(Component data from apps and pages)
+===+

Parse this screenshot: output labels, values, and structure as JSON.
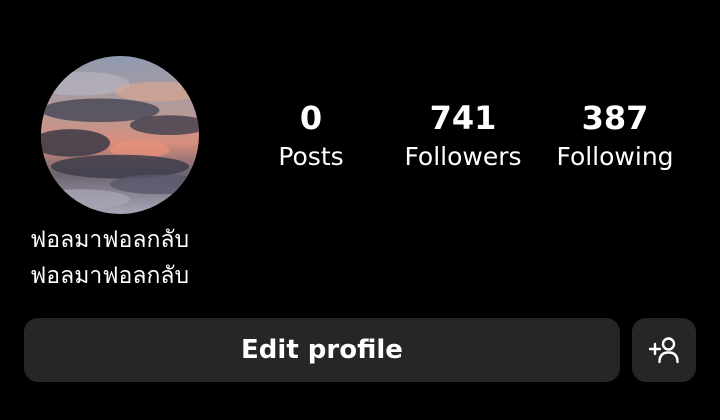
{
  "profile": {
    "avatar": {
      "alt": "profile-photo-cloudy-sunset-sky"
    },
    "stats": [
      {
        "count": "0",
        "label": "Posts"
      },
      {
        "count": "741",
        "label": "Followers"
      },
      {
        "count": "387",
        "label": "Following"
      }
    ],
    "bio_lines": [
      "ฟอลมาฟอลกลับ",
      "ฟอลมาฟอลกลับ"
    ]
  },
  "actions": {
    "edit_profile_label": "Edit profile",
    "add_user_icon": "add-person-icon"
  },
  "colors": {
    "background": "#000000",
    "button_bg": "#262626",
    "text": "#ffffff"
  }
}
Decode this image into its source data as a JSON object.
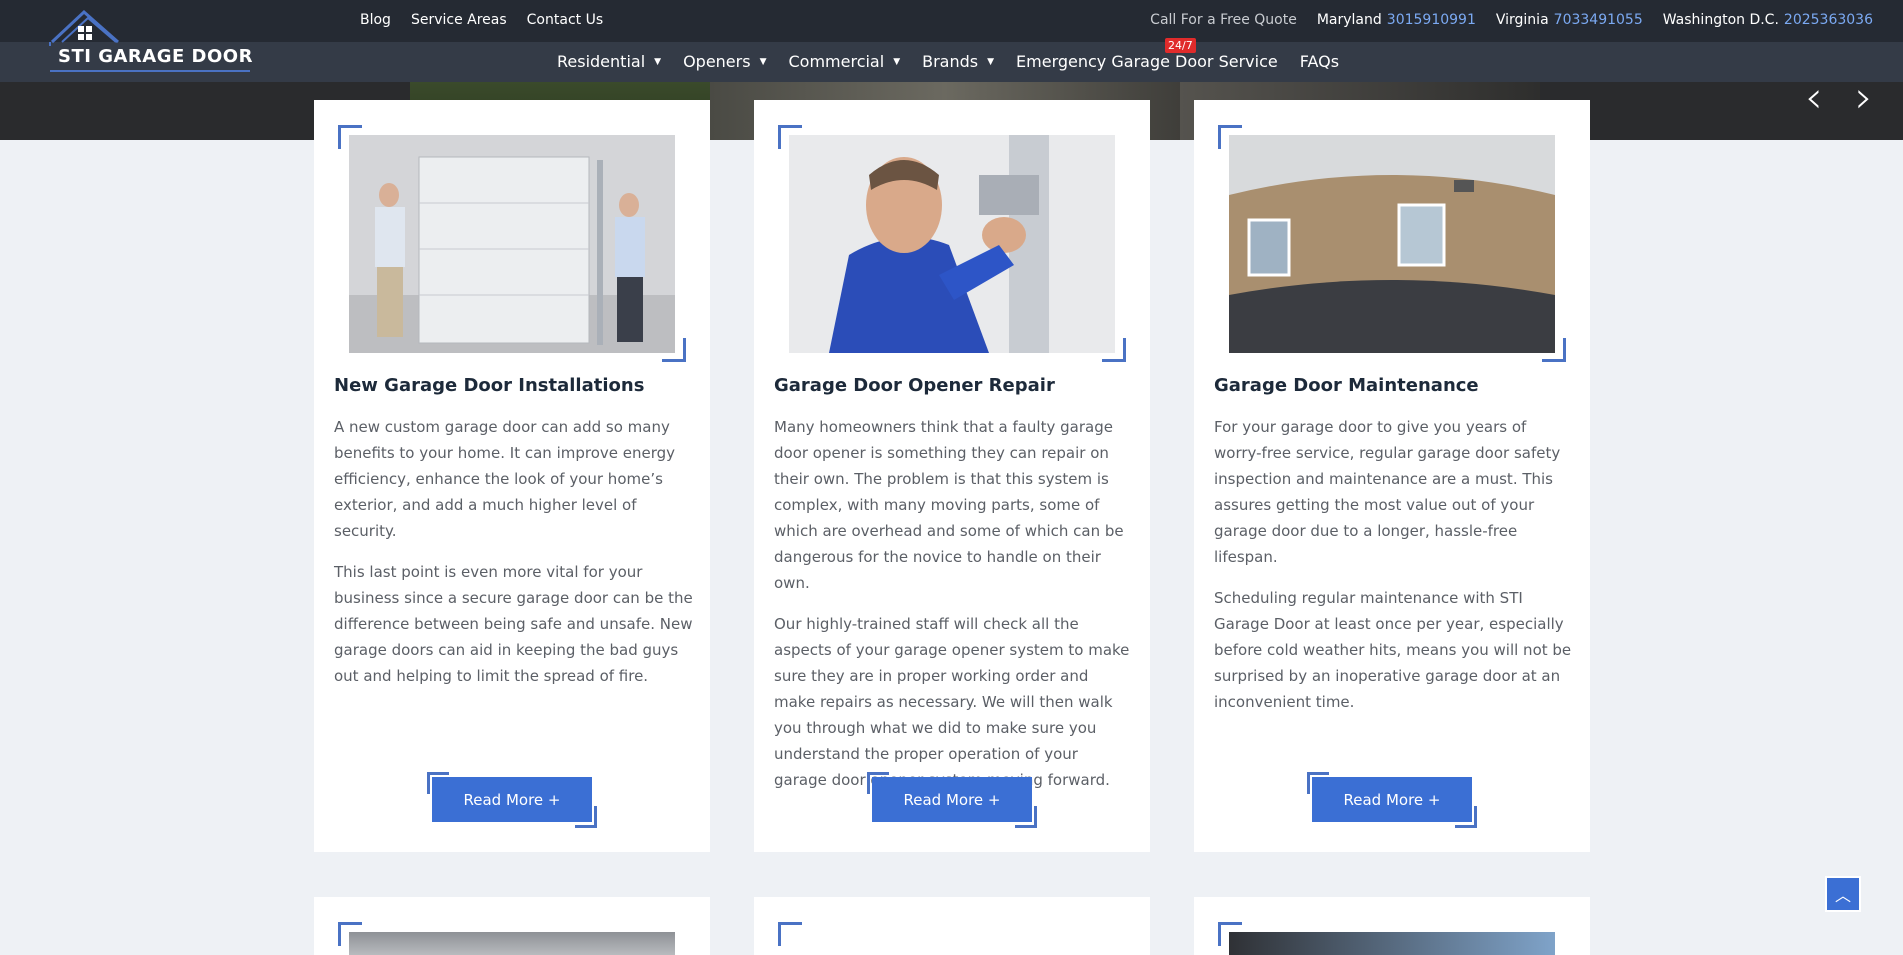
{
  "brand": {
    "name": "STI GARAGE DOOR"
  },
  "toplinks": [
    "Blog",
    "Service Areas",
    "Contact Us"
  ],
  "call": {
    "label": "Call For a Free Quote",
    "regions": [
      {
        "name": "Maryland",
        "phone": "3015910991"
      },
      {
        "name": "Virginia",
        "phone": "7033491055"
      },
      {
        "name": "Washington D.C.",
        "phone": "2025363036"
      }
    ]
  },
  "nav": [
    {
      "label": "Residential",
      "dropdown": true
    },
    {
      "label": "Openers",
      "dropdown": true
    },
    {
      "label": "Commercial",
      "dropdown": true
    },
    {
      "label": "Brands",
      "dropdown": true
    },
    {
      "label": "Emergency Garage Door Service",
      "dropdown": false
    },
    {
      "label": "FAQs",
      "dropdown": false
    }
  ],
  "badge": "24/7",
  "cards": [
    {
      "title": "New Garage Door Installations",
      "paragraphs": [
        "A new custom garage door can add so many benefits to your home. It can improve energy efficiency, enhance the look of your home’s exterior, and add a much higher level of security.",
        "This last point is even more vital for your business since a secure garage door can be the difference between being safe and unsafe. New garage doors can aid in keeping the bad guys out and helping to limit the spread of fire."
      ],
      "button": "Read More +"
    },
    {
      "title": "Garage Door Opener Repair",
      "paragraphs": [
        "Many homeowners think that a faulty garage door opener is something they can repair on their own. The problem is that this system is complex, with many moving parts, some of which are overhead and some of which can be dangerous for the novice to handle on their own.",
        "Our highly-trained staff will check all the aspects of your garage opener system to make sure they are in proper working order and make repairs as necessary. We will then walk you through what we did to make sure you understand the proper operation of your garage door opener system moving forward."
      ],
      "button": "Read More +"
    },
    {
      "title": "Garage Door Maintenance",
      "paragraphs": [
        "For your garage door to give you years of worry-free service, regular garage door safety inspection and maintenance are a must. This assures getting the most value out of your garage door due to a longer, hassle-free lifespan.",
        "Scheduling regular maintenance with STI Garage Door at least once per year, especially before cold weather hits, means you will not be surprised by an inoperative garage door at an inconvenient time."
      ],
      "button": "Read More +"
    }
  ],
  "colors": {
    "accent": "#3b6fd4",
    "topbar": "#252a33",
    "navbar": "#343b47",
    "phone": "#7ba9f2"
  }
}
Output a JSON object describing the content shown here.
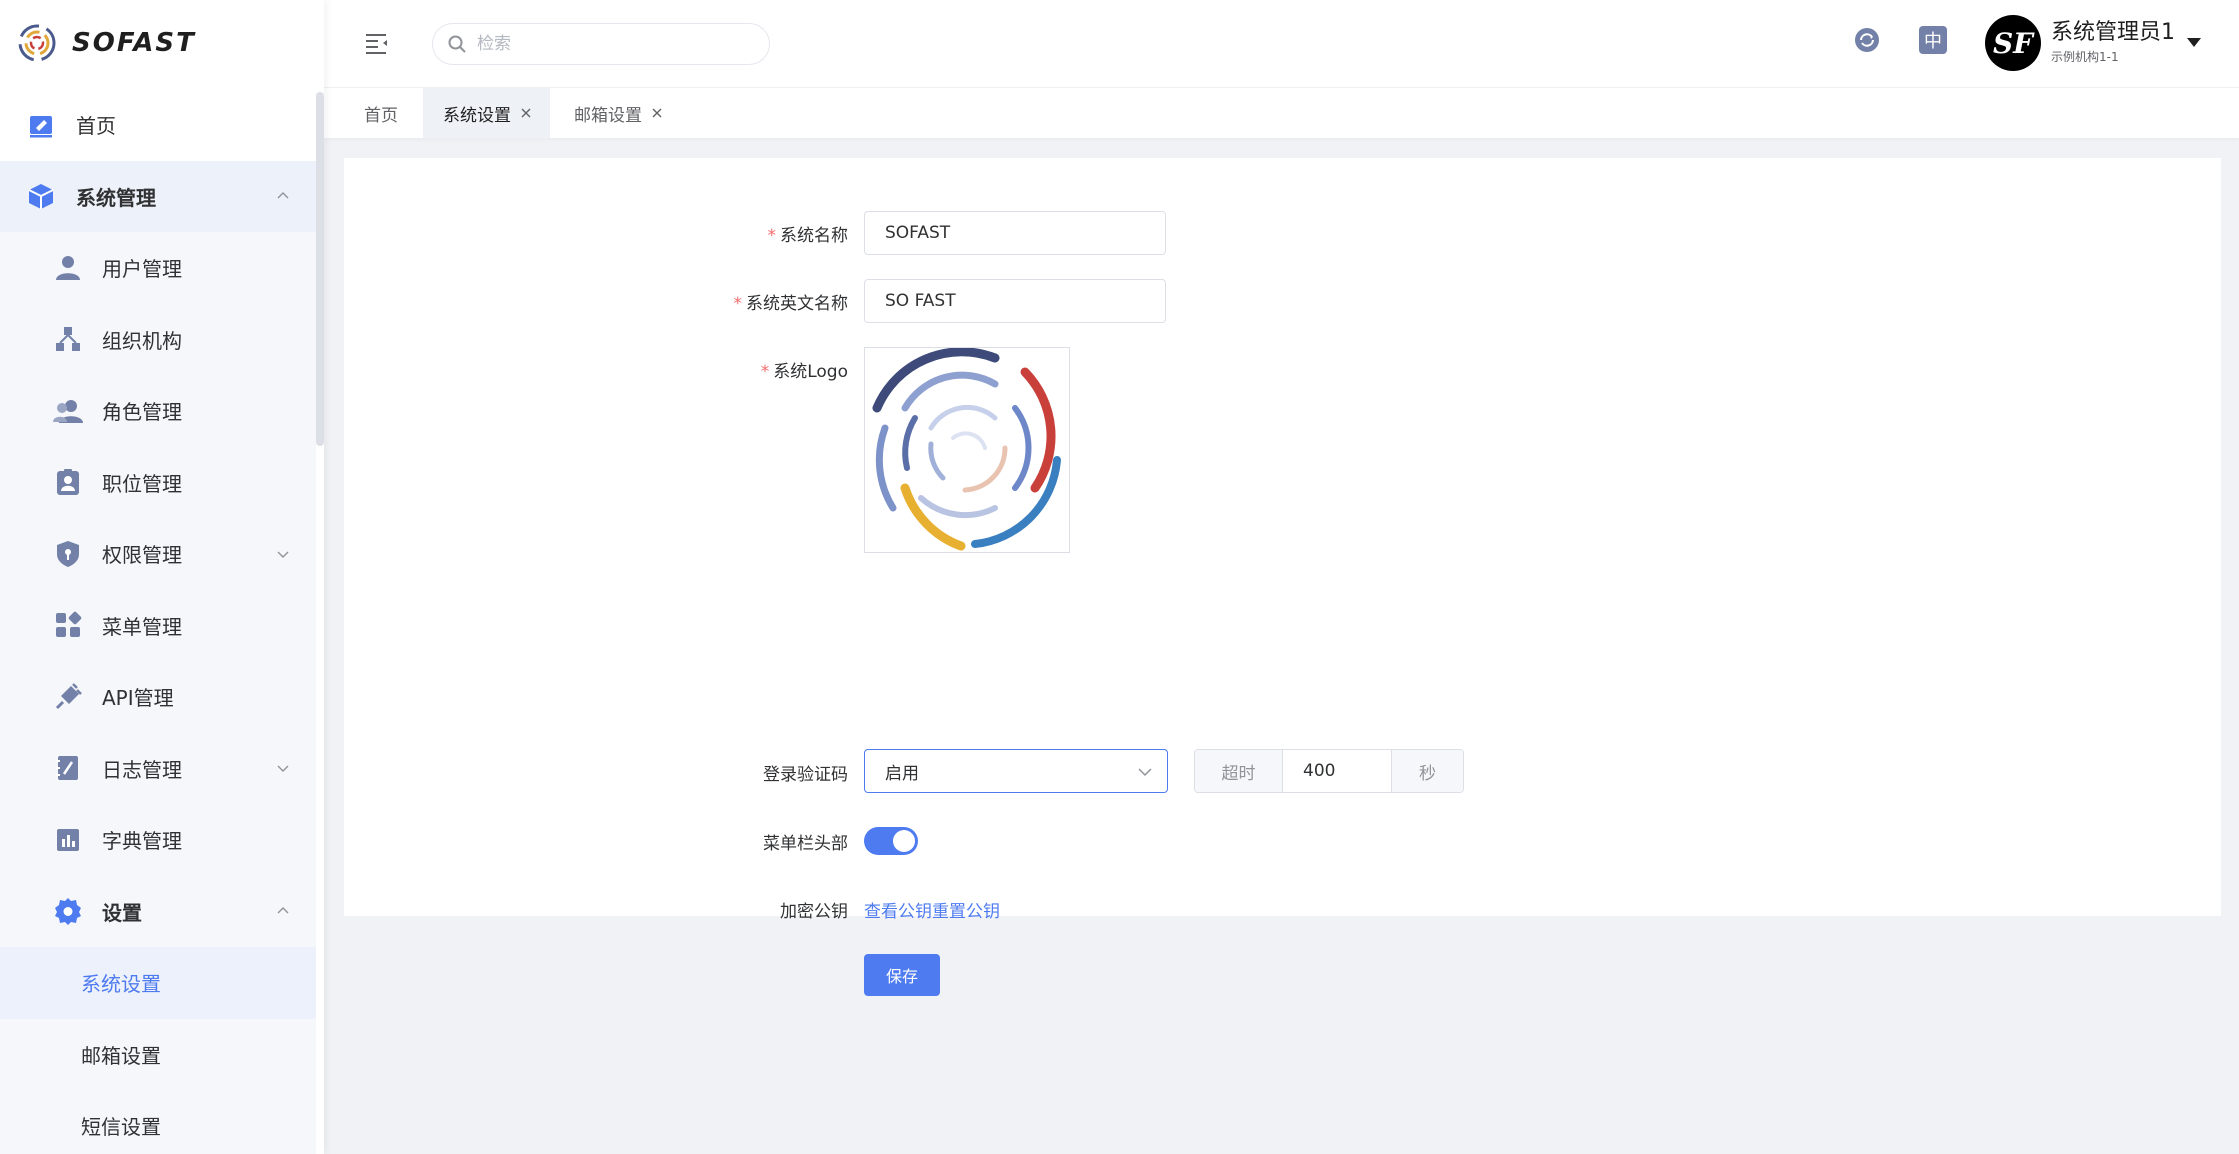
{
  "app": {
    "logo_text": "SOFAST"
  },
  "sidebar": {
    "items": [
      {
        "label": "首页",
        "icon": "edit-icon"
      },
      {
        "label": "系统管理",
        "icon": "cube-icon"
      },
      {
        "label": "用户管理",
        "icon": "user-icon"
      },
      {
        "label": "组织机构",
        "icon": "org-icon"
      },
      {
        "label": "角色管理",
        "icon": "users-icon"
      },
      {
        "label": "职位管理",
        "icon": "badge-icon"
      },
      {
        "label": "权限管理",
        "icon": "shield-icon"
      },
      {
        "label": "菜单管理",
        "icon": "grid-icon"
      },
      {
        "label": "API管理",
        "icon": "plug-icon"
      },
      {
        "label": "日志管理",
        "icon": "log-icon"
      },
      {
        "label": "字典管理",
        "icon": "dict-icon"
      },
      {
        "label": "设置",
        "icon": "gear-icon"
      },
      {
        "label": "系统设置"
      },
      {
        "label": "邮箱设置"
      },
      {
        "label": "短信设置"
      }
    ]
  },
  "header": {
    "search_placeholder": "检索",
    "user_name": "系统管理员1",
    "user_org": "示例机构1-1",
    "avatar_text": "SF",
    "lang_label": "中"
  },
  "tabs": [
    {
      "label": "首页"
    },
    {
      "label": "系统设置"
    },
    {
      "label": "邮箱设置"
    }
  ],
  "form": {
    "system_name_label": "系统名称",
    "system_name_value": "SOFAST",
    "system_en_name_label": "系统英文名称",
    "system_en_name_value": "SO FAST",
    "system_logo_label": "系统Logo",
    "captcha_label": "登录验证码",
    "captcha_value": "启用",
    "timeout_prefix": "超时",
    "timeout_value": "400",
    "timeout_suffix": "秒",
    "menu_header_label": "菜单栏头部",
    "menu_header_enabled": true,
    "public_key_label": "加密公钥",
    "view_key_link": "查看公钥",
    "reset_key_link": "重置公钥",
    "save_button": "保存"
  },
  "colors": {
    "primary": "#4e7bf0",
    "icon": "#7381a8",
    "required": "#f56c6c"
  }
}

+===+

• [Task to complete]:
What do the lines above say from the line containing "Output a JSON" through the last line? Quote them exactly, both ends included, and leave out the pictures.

• [Output of the task]:
Output a JSON object describing the content shown here.
{
  "app": {
    "logo_text": "SOFAST"
  },
  "sidebar": {
    "items": [
      {
        "label": "首页",
        "icon": "edit-icon"
      },
      {
        "label": "系统管理",
        "icon": "cube-icon"
      },
      {
        "label": "用户管理",
        "icon": "user-icon"
      },
      {
        "label": "组织机构",
        "icon": "org-icon"
      },
      {
        "label": "角色管理",
        "icon": "users-icon"
      },
      {
        "label": "职位管理",
        "icon": "badge-icon"
      },
      {
        "label": "权限管理",
        "icon": "shield-icon"
      },
      {
        "label": "菜单管理",
        "icon": "grid-icon"
      },
      {
        "label": "API管理",
        "icon": "plug-icon"
      },
      {
        "label": "日志管理",
        "icon": "log-icon"
      },
      {
        "label": "字典管理",
        "icon": "dict-icon"
      },
      {
        "label": "设置",
        "icon": "gear-icon"
      },
      {
        "label": "系统设置"
      },
      {
        "label": "邮箱设置"
      },
      {
        "label": "短信设置"
      }
    ]
  },
  "header": {
    "search_placeholder": "检索",
    "user_name": "系统管理员1",
    "user_org": "示例机构1-1",
    "avatar_text": "SF",
    "lang_label": "中"
  },
  "tabs": [
    {
      "label": "首页"
    },
    {
      "label": "系统设置"
    },
    {
      "label": "邮箱设置"
    }
  ],
  "form": {
    "system_name_label": "系统名称",
    "system_name_value": "SOFAST",
    "system_en_name_label": "系统英文名称",
    "system_en_name_value": "SO FAST",
    "system_logo_label": "系统Logo",
    "captcha_label": "登录验证码",
    "captcha_value": "启用",
    "timeout_prefix": "超时",
    "timeout_value": "400",
    "timeout_suffix": "秒",
    "menu_header_label": "菜单栏头部",
    "menu_header_enabled": true,
    "public_key_label": "加密公钥",
    "view_key_link": "查看公钥",
    "reset_key_link": "重置公钥",
    "save_button": "保存"
  },
  "colors": {
    "primary": "#4e7bf0",
    "icon": "#7381a8",
    "required": "#f56c6c"
  }
}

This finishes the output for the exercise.